• EXERCISE
An exact, complete copy of the lines below is the expected answer.

• PROVIDED MATERIAL
**********

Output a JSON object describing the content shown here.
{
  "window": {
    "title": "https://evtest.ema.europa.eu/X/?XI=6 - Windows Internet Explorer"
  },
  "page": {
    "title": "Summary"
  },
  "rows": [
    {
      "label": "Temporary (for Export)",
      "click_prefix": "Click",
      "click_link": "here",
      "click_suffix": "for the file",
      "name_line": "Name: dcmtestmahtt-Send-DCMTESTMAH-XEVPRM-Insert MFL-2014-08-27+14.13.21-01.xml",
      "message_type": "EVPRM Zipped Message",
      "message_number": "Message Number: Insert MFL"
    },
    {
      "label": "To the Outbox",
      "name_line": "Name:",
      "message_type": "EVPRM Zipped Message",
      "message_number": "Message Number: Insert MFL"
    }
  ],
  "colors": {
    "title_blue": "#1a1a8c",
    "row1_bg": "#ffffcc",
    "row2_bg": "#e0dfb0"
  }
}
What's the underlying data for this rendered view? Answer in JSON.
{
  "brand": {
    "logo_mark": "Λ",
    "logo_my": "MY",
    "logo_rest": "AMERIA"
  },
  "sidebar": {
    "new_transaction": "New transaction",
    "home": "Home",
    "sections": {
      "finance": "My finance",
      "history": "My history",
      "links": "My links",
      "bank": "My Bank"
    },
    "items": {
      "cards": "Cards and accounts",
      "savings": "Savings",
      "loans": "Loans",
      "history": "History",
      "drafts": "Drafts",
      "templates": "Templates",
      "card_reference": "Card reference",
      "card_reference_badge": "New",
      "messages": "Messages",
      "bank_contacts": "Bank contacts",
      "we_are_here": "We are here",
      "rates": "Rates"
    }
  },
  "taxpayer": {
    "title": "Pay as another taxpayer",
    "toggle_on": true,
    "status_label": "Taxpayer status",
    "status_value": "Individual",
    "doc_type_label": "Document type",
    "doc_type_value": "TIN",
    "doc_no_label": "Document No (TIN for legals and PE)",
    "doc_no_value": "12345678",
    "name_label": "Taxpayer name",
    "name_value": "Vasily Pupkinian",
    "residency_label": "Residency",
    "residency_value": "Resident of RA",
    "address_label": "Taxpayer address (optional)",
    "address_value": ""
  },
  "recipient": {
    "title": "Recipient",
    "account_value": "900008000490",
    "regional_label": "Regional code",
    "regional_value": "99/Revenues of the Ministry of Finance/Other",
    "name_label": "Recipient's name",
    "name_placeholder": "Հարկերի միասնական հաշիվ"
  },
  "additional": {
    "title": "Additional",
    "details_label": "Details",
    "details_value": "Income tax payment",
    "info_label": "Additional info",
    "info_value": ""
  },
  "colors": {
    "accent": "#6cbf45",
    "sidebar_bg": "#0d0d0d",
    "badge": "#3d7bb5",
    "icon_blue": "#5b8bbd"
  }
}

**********

• SOLUTION FOR THIS EXERCISE
Output a JSON object describing the content shown here.
{
  "window": {
    "title": "https://evtest.ema.europa.eu/X/?XI=6 - Windows Internet Explorer"
  },
  "page": {
    "title": "Summary"
  },
  "rows": [
    {
      "label": "Temporary (for Export)",
      "click_prefix": "Click",
      "click_link": "here",
      "click_suffix": "for the file",
      "name_line": "Name: dcmtestmahtt-Send-DCMTESTMAH-XEVPRM-Insert MFL-2014-08-27+14.13.21-01.xml",
      "message_type": "EVPRM Zipped Message",
      "message_number": "Message Number: Insert MFL"
    },
    {
      "label": "To the Outbox",
      "name_line": "Name:",
      "message_type": "EVPRM Zipped Message",
      "message_number": "Message Number: Insert MFL"
    }
  ],
  "colors": {
    "title_blue": "#1a1a8c",
    "row1_bg": "#ffffcc",
    "row2_bg": "#e0dfb0"
  }
}
What's the underlying data for this rendered view? Answer in JSON.
{
  "brand": {
    "logo_mark": "Λ",
    "logo_my": "MY",
    "logo_rest": "AMERIA"
  },
  "sidebar": {
    "new_transaction": "New transaction",
    "home": "Home",
    "sections": {
      "finance": "My finance",
      "history": "My history",
      "links": "My links",
      "bank": "My Bank"
    },
    "items": {
      "cards": "Cards and accounts",
      "savings": "Savings",
      "loans": "Loans",
      "history": "History",
      "drafts": "Drafts",
      "templates": "Templates",
      "card_reference": "Card reference",
      "card_reference_badge": "New",
      "messages": "Messages",
      "bank_contacts": "Bank contacts",
      "we_are_here": "We are here",
      "rates": "Rates"
    }
  },
  "taxpayer": {
    "title": "Pay as another taxpayer",
    "toggle_on": true,
    "status_label": "Taxpayer status",
    "status_value": "Individual",
    "doc_type_label": "Document type",
    "doc_type_value": "TIN",
    "doc_no_label": "Document No (TIN for legals and PE)",
    "doc_no_value": "12345678",
    "name_label": "Taxpayer name",
    "name_value": "Vasily Pupkinian",
    "residency_label": "Residency",
    "residency_value": "Resident of RA",
    "address_label": "Taxpayer address (optional)",
    "address_value": ""
  },
  "recipient": {
    "title": "Recipient",
    "account_value": "900008000490",
    "regional_label": "Regional code",
    "regional_value": "99/Revenues of the Ministry of Finance/Other",
    "name_label": "Recipient's name",
    "name_placeholder": "Հարկերի միասնական հաշիվ"
  },
  "additional": {
    "title": "Additional",
    "details_label": "Details",
    "details_value": "Income tax payment",
    "info_label": "Additional info",
    "info_value": ""
  },
  "colors": {
    "accent": "#6cbf45",
    "sidebar_bg": "#0d0d0d",
    "badge": "#3d7bb5",
    "icon_blue": "#5b8bbd"
  }
}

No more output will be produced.